|These are poems
that delight, instruct, and guide. Filled with twists and turns, lush
with detail, they go beyond the anecdotal, evolving into chiseled gems
of truth, lovely yet razor-sharp in their insights. A distinctly
original voice, Harry Brown shows us that even the most common things
are works of art, little miracles of wonder.
Some poets court the Muse; others she seems to have sought out, accosted abruptly, and recruited. I have imagined Harry Brown standing in a pasture, looking about idly, until startled at hearing a Voice say, "Write about the weathered stump. Set it down about the cow. Use the words you know. Don’t bother to lie." The result has been a body of work that gives strong meaning to the phrase body of work. Grainy, pungent, assertive, rough-humored, and deeply honest, the poems in Felt Along the Blood possess integrities as unyielding as the world they inhabit. The Muse must be proud; she ought to be.
These poems, both accumulated and new, are like seeds on snow.
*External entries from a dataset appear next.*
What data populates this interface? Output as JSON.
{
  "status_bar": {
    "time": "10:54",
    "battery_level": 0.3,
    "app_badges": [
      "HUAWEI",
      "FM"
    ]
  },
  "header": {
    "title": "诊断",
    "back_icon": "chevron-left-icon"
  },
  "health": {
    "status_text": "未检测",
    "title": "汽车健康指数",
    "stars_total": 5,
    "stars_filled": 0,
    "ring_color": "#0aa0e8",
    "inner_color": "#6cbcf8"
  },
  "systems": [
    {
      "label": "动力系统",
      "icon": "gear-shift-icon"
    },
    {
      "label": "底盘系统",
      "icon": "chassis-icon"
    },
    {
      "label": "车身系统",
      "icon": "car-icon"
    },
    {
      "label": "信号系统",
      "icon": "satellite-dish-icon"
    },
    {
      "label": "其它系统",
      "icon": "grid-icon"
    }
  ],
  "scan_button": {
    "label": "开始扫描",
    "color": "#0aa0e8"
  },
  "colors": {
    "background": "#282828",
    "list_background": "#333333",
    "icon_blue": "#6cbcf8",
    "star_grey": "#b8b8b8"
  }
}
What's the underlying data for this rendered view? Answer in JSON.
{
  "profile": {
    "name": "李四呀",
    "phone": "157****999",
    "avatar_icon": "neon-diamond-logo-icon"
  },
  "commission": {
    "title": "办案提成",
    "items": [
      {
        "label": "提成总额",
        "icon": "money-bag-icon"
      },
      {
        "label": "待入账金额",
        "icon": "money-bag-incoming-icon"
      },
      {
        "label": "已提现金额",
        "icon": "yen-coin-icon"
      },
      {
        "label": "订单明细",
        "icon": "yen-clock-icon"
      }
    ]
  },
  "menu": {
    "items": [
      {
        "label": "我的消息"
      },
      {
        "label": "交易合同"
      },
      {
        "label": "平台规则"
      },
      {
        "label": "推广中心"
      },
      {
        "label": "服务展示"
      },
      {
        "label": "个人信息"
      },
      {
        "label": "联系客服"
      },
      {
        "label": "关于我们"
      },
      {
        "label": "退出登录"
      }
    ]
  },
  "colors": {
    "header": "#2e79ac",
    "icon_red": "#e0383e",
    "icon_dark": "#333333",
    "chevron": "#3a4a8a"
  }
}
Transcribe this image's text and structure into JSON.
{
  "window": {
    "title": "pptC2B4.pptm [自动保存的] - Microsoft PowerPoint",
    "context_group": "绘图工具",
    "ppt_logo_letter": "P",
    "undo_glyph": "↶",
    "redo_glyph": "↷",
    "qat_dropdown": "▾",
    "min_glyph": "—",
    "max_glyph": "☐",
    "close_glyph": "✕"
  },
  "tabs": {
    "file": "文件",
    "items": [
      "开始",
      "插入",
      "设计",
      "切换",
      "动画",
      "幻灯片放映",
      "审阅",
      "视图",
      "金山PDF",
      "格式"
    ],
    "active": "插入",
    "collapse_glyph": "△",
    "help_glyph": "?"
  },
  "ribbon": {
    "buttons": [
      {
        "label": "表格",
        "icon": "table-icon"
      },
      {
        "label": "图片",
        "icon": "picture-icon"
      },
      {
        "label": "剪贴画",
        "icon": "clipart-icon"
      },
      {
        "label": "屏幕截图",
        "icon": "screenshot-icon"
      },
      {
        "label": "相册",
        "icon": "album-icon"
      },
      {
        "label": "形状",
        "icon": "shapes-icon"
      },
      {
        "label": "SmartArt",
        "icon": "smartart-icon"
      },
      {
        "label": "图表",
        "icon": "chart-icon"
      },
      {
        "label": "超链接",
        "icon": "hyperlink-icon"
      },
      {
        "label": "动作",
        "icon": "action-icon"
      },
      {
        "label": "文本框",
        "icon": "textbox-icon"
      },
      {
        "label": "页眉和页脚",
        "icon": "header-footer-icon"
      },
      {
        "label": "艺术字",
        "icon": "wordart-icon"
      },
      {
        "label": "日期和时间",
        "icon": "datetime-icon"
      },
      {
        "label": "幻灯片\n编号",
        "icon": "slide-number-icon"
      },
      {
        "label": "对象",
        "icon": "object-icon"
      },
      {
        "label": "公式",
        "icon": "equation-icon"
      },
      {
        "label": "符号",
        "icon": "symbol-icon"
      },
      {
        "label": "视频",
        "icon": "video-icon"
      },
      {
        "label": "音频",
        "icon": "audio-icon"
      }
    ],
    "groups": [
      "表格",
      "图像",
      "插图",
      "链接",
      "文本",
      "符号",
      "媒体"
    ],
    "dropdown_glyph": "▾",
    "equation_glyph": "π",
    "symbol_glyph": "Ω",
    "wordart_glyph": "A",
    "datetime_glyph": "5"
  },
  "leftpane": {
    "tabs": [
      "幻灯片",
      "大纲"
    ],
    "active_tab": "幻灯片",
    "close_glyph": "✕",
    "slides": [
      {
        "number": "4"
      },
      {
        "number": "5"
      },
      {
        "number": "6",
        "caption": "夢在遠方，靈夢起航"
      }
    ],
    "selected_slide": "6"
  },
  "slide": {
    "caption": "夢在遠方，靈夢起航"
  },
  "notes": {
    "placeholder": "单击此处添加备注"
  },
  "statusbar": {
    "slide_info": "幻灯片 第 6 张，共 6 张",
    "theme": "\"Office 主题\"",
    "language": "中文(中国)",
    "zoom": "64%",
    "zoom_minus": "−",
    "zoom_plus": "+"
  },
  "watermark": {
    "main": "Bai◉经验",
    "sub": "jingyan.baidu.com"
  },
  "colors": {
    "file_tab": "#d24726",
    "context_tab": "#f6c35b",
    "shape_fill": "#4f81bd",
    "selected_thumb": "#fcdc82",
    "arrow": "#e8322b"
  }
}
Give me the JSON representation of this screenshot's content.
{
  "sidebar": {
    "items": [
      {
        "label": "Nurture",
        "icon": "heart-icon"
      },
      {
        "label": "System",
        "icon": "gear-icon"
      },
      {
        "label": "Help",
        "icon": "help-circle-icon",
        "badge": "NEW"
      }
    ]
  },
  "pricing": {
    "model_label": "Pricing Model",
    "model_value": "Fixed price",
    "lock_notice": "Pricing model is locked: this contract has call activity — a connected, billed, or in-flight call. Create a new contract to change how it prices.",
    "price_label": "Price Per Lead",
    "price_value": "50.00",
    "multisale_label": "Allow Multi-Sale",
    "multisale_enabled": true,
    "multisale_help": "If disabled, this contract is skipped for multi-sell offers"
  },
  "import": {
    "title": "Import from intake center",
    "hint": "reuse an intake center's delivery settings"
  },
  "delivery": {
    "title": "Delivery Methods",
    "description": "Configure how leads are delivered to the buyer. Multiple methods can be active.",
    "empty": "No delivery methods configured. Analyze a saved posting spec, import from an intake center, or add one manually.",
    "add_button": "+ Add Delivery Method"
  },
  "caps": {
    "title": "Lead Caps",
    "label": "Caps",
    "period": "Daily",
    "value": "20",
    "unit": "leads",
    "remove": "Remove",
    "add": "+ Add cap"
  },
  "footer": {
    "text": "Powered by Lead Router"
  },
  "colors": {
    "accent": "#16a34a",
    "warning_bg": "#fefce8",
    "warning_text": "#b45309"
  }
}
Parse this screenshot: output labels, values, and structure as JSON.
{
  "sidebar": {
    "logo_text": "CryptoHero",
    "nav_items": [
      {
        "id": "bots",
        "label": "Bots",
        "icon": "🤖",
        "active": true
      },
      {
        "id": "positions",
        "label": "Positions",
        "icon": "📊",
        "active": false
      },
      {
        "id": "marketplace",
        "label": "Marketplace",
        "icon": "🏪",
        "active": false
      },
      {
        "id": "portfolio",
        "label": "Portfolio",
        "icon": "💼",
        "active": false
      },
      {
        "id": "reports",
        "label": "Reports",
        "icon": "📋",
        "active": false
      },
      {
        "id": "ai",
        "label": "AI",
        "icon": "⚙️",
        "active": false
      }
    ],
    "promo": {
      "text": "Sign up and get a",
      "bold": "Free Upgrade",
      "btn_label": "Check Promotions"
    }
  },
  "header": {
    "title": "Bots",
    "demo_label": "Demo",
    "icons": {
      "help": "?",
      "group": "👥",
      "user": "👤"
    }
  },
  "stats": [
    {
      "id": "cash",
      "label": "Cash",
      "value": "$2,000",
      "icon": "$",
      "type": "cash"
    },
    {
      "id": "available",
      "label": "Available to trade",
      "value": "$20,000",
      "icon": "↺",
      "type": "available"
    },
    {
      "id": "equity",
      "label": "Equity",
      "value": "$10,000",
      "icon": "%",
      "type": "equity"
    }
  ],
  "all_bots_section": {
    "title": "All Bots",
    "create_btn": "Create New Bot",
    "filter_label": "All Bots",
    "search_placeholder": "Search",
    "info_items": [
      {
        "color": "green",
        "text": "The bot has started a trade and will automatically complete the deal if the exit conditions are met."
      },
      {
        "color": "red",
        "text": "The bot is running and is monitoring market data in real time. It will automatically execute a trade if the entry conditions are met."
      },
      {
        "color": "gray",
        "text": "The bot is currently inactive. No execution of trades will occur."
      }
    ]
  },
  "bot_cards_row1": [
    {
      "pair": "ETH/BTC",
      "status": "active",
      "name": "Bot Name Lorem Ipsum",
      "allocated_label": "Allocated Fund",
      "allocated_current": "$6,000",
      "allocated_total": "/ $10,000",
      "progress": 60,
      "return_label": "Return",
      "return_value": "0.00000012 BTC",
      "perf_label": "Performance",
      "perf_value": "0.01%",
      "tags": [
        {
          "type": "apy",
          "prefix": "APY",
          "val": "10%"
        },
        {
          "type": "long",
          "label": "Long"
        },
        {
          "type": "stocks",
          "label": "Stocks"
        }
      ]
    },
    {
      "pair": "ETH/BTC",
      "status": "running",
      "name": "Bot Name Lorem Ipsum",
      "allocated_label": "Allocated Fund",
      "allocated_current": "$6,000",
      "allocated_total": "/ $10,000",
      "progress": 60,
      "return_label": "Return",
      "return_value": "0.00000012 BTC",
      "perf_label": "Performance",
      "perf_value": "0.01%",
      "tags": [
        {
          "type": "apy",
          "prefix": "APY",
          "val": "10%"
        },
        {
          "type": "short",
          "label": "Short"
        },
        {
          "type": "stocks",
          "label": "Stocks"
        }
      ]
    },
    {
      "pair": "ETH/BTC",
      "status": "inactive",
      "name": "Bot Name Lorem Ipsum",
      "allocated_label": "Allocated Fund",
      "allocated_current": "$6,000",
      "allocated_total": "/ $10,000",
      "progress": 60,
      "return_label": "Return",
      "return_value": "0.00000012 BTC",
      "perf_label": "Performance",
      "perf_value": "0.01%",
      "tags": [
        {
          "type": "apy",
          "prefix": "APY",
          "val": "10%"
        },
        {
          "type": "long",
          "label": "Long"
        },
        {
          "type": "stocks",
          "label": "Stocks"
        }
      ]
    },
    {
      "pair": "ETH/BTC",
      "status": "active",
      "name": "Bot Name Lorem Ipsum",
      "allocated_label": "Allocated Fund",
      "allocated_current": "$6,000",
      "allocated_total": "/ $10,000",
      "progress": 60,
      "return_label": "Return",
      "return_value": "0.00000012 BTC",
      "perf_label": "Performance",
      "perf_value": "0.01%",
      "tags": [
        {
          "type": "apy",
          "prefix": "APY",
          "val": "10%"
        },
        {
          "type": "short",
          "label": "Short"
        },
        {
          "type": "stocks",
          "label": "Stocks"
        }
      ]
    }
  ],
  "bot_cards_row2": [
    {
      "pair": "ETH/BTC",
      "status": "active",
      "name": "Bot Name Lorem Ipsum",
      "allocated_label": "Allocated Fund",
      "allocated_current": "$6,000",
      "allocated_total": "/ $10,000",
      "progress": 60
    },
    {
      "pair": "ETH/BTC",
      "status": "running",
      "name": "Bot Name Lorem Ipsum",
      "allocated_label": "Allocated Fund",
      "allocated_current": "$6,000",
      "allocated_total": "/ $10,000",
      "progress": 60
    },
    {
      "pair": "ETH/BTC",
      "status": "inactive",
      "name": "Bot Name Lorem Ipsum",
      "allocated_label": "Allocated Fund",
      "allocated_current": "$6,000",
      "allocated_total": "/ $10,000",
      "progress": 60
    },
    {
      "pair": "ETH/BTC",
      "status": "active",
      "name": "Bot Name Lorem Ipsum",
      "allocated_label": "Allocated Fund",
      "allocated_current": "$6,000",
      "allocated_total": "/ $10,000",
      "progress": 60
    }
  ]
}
They percolate, respond to weather. They melt on the page, blossom in the mind.